■ **Exercise data**
# # # #
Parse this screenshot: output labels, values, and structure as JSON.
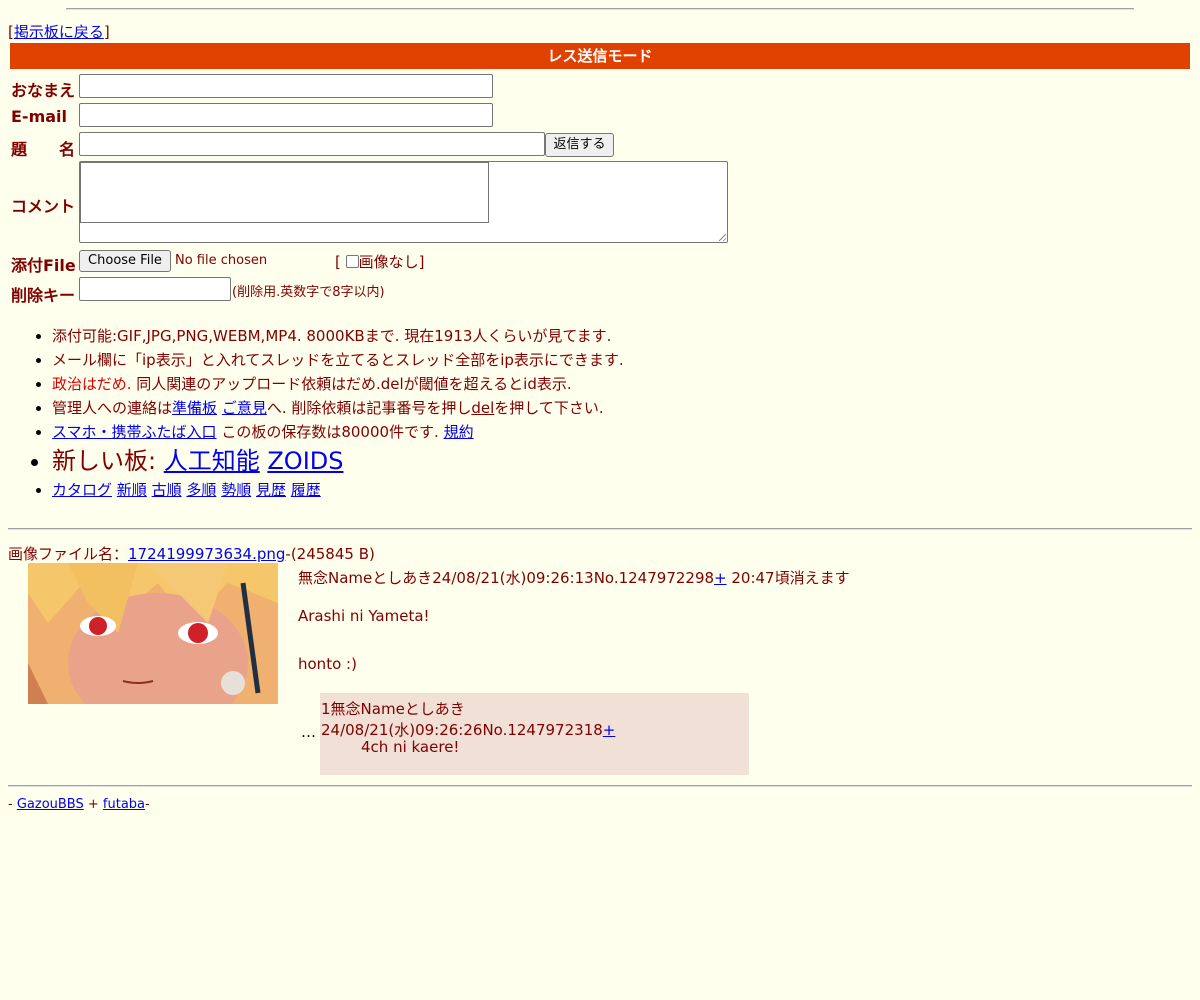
{
  "nav": {
    "open": "[",
    "back_link": "掲示板に戻る",
    "close": "]"
  },
  "form": {
    "header": "レス送信モード",
    "name_label": "おなまえ",
    "email_label": "E-mail",
    "subject_label": "題　　名",
    "submit_button": "返信する",
    "comment_label": "コメント",
    "file_label": "添付File",
    "file_button": "Choose File",
    "file_status": "No file chosen",
    "noimage_open": "[",
    "noimage_label": "画像なし",
    "noimage_close": "]",
    "delkey_label": "削除キー",
    "delkey_note": "(削除用.英数字で8字以内)"
  },
  "rules": {
    "r1": "添付可能:GIF,JPG,PNG,WEBM,MP4. 8000KBまで. 現在1913人くらいが見てます.",
    "r2": "メール欄に「ip表示」と入れてスレッドを立てるとスレッド全部をip表示にできます.",
    "r3_red": "政治はだめ.",
    "r3_rest": " 同人関連のアップロード依頼はだめ.delが閾値を超えるとid表示.",
    "r4_a": "管理人への連絡は",
    "r4_link1": "準備板",
    "r4_link2": "ご意見",
    "r4_b": "へ. 削除依頼は記事番号を押し",
    "r4_del": "del",
    "r4_c": "を押して下さい.",
    "r5_link": "スマホ・携帯ふたば入口",
    "r5_text": " この板の保存数は80000件です. ",
    "r5_kiyaku": "規約",
    "r6_text": "新しい板: ",
    "r6_link1": "人工知能",
    "r6_link2": "ZOIDS",
    "r7_links": [
      "カタログ",
      "新順",
      "古順",
      "多順",
      "勢順",
      "見歴",
      "履歴"
    ]
  },
  "thread": {
    "file_prefix": "画像ファイル名：",
    "file_name": "1724199973634.png",
    "file_size": "-(245845 B)",
    "op_header": "無念Nameとしあき24/08/21(水)09:26:13No.1247972298",
    "op_plus": "+",
    "op_expire": " 20:47頃消えます",
    "op_body1": "Arashi ni Yameta!",
    "op_body2": "honto :)",
    "ellipsis": "…",
    "reply_header": "1無念Nameとしあき24/08/21(水)09:26:26No.1247972318",
    "reply_plus": "+",
    "reply_body": "4ch ni kaere!"
  },
  "footer": {
    "prefix": "- ",
    "link1": "GazouBBS",
    "plus": " + ",
    "link2": "futaba",
    "suffix": "-"
  },
  "colors": {
    "header_bg": "#e04000",
    "background": "#ffffee",
    "text": "#800000",
    "reply_bg": "#f0e0d6"
  },
  "icons": {
    "thumbnail": "anime-character-thumbnail"
  }
}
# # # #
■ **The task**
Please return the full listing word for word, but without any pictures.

■ **Written answer**
Parse this screenshot: output labels, values, and structure as JSON.
{
  "nav": {
    "open": "[",
    "back_link": "掲示板に戻る",
    "close": "]"
  },
  "form": {
    "header": "レス送信モード",
    "name_label": "おなまえ",
    "email_label": "E-mail",
    "subject_label": "題　　名",
    "submit_button": "返信する",
    "comment_label": "コメント",
    "file_label": "添付File",
    "file_button": "Choose File",
    "file_status": "No file chosen",
    "noimage_open": "[",
    "noimage_label": "画像なし",
    "noimage_close": "]",
    "delkey_label": "削除キー",
    "delkey_note": "(削除用.英数字で8字以内)"
  },
  "rules": {
    "r1": "添付可能:GIF,JPG,PNG,WEBM,MP4. 8000KBまで. 現在1913人くらいが見てます.",
    "r2": "メール欄に「ip表示」と入れてスレッドを立てるとスレッド全部をip表示にできます.",
    "r3_red": "政治はだめ.",
    "r3_rest": " 同人関連のアップロード依頼はだめ.delが閾値を超えるとid表示.",
    "r4_a": "管理人への連絡は",
    "r4_link1": "準備板",
    "r4_link2": "ご意見",
    "r4_b": "へ. 削除依頼は記事番号を押し",
    "r4_del": "del",
    "r4_c": "を押して下さい.",
    "r5_link": "スマホ・携帯ふたば入口",
    "r5_text": " この板の保存数は80000件です. ",
    "r5_kiyaku": "規約",
    "r6_text": "新しい板: ",
    "r6_link1": "人工知能",
    "r6_link2": "ZOIDS",
    "r7_links": [
      "カタログ",
      "新順",
      "古順",
      "多順",
      "勢順",
      "見歴",
      "履歴"
    ]
  },
  "thread": {
    "file_prefix": "画像ファイル名：",
    "file_name": "1724199973634.png",
    "file_size": "-(245845 B)",
    "op_header": "無念Nameとしあき24/08/21(水)09:26:13No.1247972298",
    "op_plus": "+",
    "op_expire": " 20:47頃消えます",
    "op_body1": "Arashi ni Yameta!",
    "op_body2": "honto :)",
    "ellipsis": "…",
    "reply_header": "1無念Nameとしあき24/08/21(水)09:26:26No.1247972318",
    "reply_plus": "+",
    "reply_body": "4ch ni kaere!"
  },
  "footer": {
    "prefix": "- ",
    "link1": "GazouBBS",
    "plus": " + ",
    "link2": "futaba",
    "suffix": "-"
  },
  "colors": {
    "header_bg": "#e04000",
    "background": "#ffffee",
    "text": "#800000",
    "reply_bg": "#f0e0d6"
  },
  "icons": {
    "thumbnail": "anime-character-thumbnail"
  }
}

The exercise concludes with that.